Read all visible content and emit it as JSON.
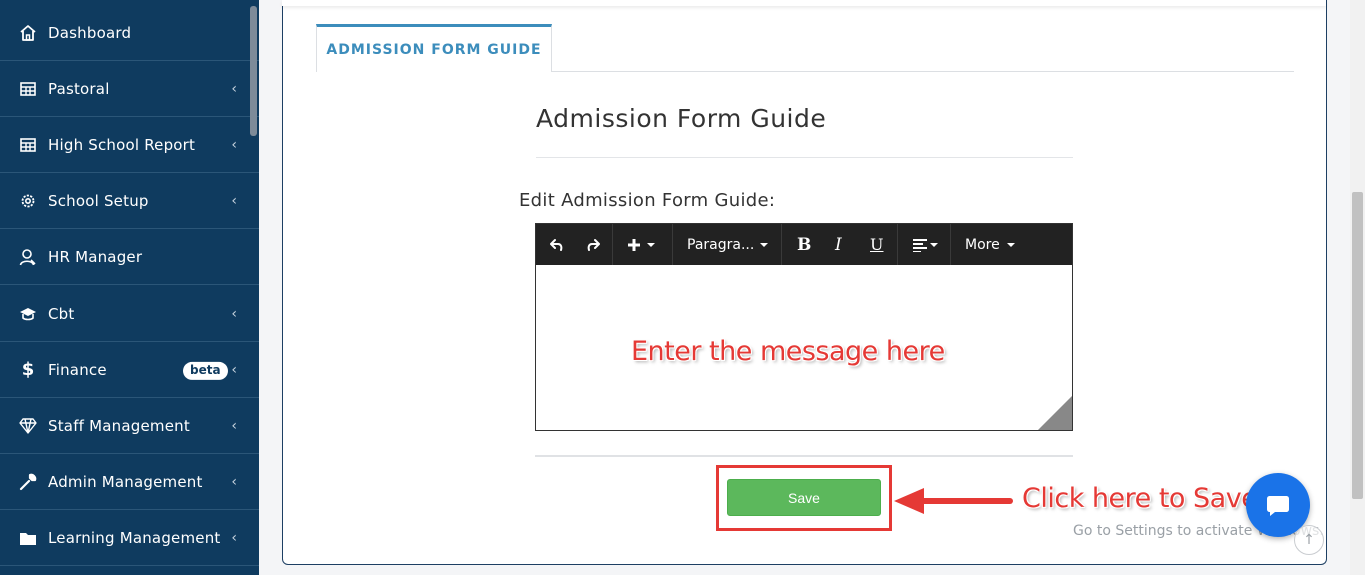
{
  "sidebar": {
    "items": [
      {
        "label": "Dashboard",
        "icon": "home-icon",
        "has_chevron": false
      },
      {
        "label": "Pastoral",
        "icon": "table-icon",
        "has_chevron": true
      },
      {
        "label": "High School Report",
        "icon": "table-icon",
        "has_chevron": true
      },
      {
        "label": "School Setup",
        "icon": "gear-icon",
        "has_chevron": true
      },
      {
        "label": "HR Manager",
        "icon": "user-icon",
        "has_chevron": false
      },
      {
        "label": "Cbt",
        "icon": "graduation-cap-icon",
        "has_chevron": true
      },
      {
        "label": "Finance",
        "icon": "dollar-icon",
        "has_chevron": true,
        "badge": "beta"
      },
      {
        "label": "Staff Management",
        "icon": "diamond-icon",
        "has_chevron": true
      },
      {
        "label": "Admin Management",
        "icon": "wrench-icon",
        "has_chevron": true
      },
      {
        "label": "Learning Management",
        "icon": "folder-icon",
        "has_chevron": true
      }
    ],
    "chevron": "‹"
  },
  "tab": {
    "label": "ADMISSION FORM GUIDE"
  },
  "content": {
    "title": "Admission Form Guide",
    "edit_label": "Edit Admission Form Guide:"
  },
  "editor": {
    "paragraph_label": "Paragra...",
    "more_label": "More",
    "bold": "B",
    "italic": "I",
    "underline": "U"
  },
  "annotations": {
    "editor_hint": "Enter the message here",
    "save_hint": "Click here to Save."
  },
  "save_button": {
    "label": "Save"
  },
  "watermark": {
    "text": "Go to Settings to activate Windows."
  },
  "colors": {
    "sidebar_bg": "#0f3b5f",
    "accent": "#3c8dbc",
    "save_green": "#5cb85c",
    "annotation_red": "#e53935",
    "chat_blue": "#1a73e8"
  }
}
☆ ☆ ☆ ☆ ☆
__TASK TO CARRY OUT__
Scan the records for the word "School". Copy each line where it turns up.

__ANSWER__
        "label": "High School Report",
        "label": "School Setup",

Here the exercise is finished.